Website and app data records:
%%

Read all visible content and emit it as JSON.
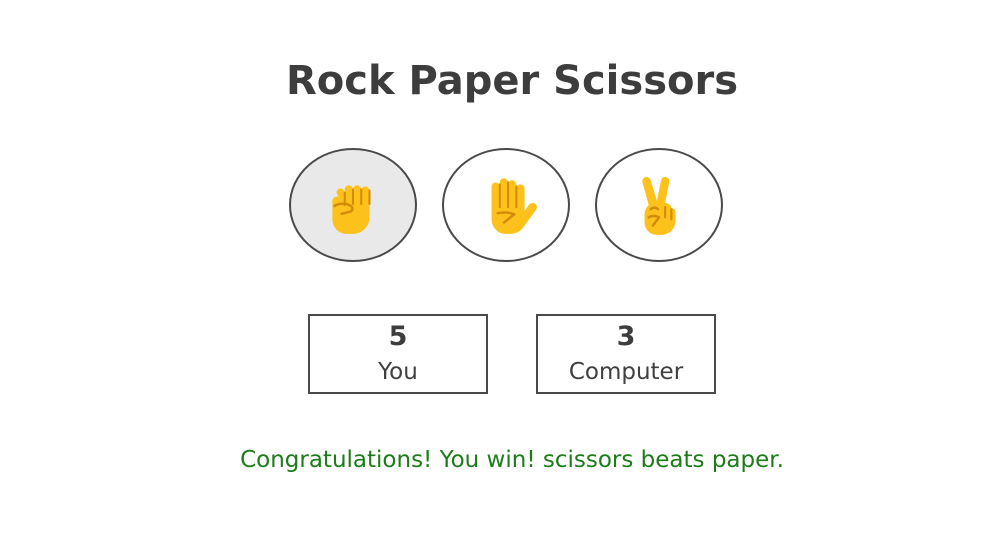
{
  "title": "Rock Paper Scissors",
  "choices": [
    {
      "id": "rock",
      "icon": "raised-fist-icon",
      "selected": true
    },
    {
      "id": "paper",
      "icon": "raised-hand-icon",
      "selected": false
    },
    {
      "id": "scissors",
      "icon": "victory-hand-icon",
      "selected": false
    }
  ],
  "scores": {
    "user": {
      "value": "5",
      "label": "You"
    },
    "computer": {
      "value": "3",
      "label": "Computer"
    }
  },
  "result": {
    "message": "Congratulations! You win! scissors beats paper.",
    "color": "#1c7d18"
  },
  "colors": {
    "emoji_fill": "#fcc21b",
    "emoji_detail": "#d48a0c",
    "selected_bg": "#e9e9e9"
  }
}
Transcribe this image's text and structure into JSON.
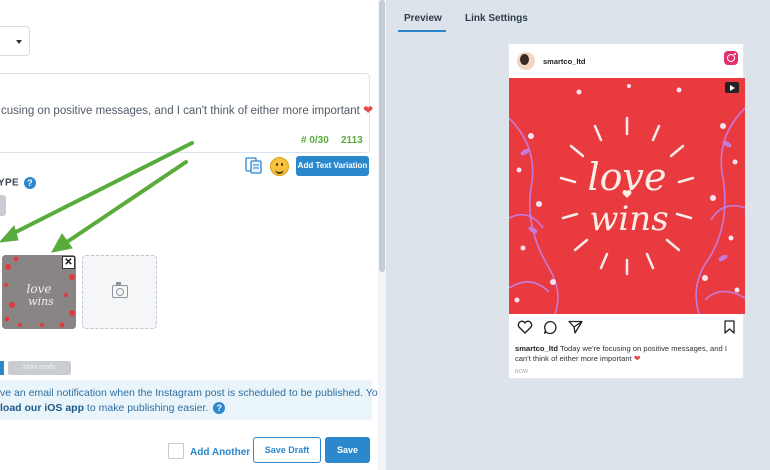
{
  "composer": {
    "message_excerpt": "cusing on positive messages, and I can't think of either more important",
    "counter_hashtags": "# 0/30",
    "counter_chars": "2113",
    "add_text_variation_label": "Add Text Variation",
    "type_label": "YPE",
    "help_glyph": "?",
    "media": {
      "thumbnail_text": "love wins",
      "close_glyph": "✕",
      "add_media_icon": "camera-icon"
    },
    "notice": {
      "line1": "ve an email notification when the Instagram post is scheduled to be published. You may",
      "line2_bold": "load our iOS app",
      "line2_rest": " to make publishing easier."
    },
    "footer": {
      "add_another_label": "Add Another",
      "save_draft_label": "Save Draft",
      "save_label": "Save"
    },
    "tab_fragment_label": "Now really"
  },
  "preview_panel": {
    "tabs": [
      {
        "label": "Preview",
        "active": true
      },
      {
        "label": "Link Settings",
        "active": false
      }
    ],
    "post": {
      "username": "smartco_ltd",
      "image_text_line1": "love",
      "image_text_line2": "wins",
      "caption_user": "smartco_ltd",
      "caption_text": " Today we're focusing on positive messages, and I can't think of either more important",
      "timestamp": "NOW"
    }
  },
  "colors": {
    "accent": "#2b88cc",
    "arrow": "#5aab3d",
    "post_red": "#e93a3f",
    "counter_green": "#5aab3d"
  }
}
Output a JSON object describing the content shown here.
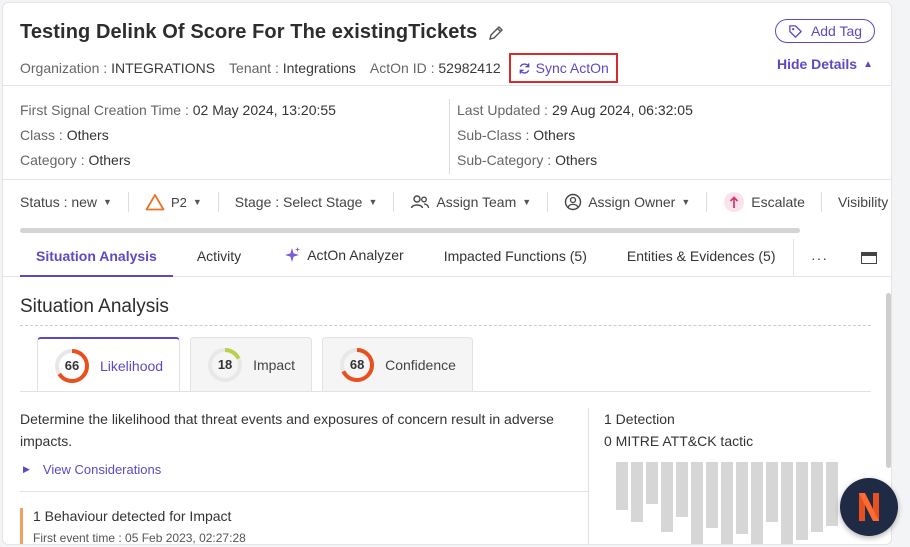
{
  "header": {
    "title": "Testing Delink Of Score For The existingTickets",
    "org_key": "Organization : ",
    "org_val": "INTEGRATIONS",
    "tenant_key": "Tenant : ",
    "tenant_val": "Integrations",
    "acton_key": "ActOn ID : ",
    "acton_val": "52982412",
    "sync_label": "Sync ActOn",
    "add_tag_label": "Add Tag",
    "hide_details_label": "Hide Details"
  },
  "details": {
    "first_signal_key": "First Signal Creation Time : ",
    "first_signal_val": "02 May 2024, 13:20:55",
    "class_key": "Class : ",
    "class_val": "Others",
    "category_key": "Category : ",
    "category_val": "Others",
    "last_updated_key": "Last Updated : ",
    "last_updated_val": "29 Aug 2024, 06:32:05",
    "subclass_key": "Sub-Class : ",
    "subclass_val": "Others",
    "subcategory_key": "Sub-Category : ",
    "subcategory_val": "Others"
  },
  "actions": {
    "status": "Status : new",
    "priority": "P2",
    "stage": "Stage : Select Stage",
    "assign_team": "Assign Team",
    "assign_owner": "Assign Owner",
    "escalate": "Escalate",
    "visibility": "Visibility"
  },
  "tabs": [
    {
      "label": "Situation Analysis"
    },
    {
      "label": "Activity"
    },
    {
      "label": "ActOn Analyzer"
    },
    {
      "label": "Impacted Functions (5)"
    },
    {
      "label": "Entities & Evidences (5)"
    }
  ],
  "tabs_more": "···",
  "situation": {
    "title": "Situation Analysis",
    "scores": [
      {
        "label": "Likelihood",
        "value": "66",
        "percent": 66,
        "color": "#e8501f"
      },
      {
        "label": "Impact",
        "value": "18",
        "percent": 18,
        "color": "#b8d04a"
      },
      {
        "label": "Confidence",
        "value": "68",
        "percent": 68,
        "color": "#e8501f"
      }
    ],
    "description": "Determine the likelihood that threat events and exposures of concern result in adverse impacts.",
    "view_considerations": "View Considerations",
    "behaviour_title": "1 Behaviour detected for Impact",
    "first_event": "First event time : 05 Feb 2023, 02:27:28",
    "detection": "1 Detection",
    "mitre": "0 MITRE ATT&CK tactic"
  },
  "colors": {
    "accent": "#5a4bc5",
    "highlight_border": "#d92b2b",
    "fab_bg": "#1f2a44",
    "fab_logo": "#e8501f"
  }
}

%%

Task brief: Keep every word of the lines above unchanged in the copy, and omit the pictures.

Task solution:
Read all visible content and emit it as JSON.
{
  "title": "Rock Paper Scissors",
  "choices": [
    {
      "id": "rock",
      "icon": "raised-fist-icon",
      "selected": true
    },
    {
      "id": "paper",
      "icon": "raised-hand-icon",
      "selected": false
    },
    {
      "id": "scissors",
      "icon": "victory-hand-icon",
      "selected": false
    }
  ],
  "scores": {
    "user": {
      "value": "5",
      "label": "You"
    },
    "computer": {
      "value": "3",
      "label": "Computer"
    }
  },
  "result": {
    "message": "Congratulations! You win! scissors beats paper.",
    "color": "#1c7d18"
  },
  "colors": {
    "emoji_fill": "#fcc21b",
    "emoji_detail": "#d48a0c",
    "selected_bg": "#e9e9e9"
  }
}
Transcribe this image's text and structure into JSON.
{
  "composer": {
    "message_excerpt": "cusing on positive messages, and I can't think of either more important",
    "counter_hashtags": "# 0/30",
    "counter_chars": "2113",
    "add_text_variation_label": "Add Text Variation",
    "type_label": "YPE",
    "help_glyph": "?",
    "media": {
      "thumbnail_text": "love wins",
      "close_glyph": "✕",
      "add_media_icon": "camera-icon"
    },
    "notice": {
      "line1": "ve an email notification when the Instagram post is scheduled to be published. You may",
      "line2_bold": "load our iOS app",
      "line2_rest": " to make publishing easier."
    },
    "footer": {
      "add_another_label": "Add Another",
      "save_draft_label": "Save Draft",
      "save_label": "Save"
    },
    "tab_fragment_label": "Now really"
  },
  "preview_panel": {
    "tabs": [
      {
        "label": "Preview",
        "active": true
      },
      {
        "label": "Link Settings",
        "active": false
      }
    ],
    "post": {
      "username": "smartco_ltd",
      "image_text_line1": "love",
      "image_text_line2": "wins",
      "caption_user": "smartco_ltd",
      "caption_text": " Today we're focusing on positive messages, and I can't think of either more important",
      "timestamp": "NOW"
    }
  },
  "colors": {
    "accent": "#2b88cc",
    "arrow": "#5aab3d",
    "post_red": "#e93a3f",
    "counter_green": "#5aab3d"
  }
}
Output a JSON object describing the content shown here.
{
  "header": {
    "title": "Testing Delink Of Score For The existingTickets",
    "org_key": "Organization : ",
    "org_val": "INTEGRATIONS",
    "tenant_key": "Tenant : ",
    "tenant_val": "Integrations",
    "acton_key": "ActOn ID : ",
    "acton_val": "52982412",
    "sync_label": "Sync ActOn",
    "add_tag_label": "Add Tag",
    "hide_details_label": "Hide Details"
  },
  "details": {
    "first_signal_key": "First Signal Creation Time : ",
    "first_signal_val": "02 May 2024, 13:20:55",
    "class_key": "Class : ",
    "class_val": "Others",
    "category_key": "Category : ",
    "category_val": "Others",
    "last_updated_key": "Last Updated : ",
    "last_updated_val": "29 Aug 2024, 06:32:05",
    "subclass_key": "Sub-Class : ",
    "subclass_val": "Others",
    "subcategory_key": "Sub-Category : ",
    "subcategory_val": "Others"
  },
  "actions": {
    "status": "Status : new",
    "priority": "P2",
    "stage": "Stage : Select Stage",
    "assign_team": "Assign Team",
    "assign_owner": "Assign Owner",
    "escalate": "Escalate",
    "visibility": "Visibility"
  },
  "tabs": [
    {
      "label": "Situation Analysis"
    },
    {
      "label": "Activity"
    },
    {
      "label": "ActOn Analyzer"
    },
    {
      "label": "Impacted Functions (5)"
    },
    {
      "label": "Entities & Evidences (5)"
    }
  ],
  "tabs_more": "···",
  "situation": {
    "title": "Situation Analysis",
    "scores": [
      {
        "label": "Likelihood",
        "value": "66",
        "percent": 66,
        "color": "#e8501f"
      },
      {
        "label": "Impact",
        "value": "18",
        "percent": 18,
        "color": "#b8d04a"
      },
      {
        "label": "Confidence",
        "value": "68",
        "percent": 68,
        "color": "#e8501f"
      }
    ],
    "description": "Determine the likelihood that threat events and exposures of concern result in adverse impacts.",
    "view_considerations": "View Considerations",
    "behaviour_title": "1 Behaviour detected for Impact",
    "first_event": "First event time : 05 Feb 2023, 02:27:28",
    "detection": "1 Detection",
    "mitre": "0 MITRE ATT&CK tactic"
  },
  "colors": {
    "accent": "#5a4bc5",
    "highlight_border": "#d92b2b",
    "fab_bg": "#1f2a44",
    "fab_logo": "#e8501f"
  }
}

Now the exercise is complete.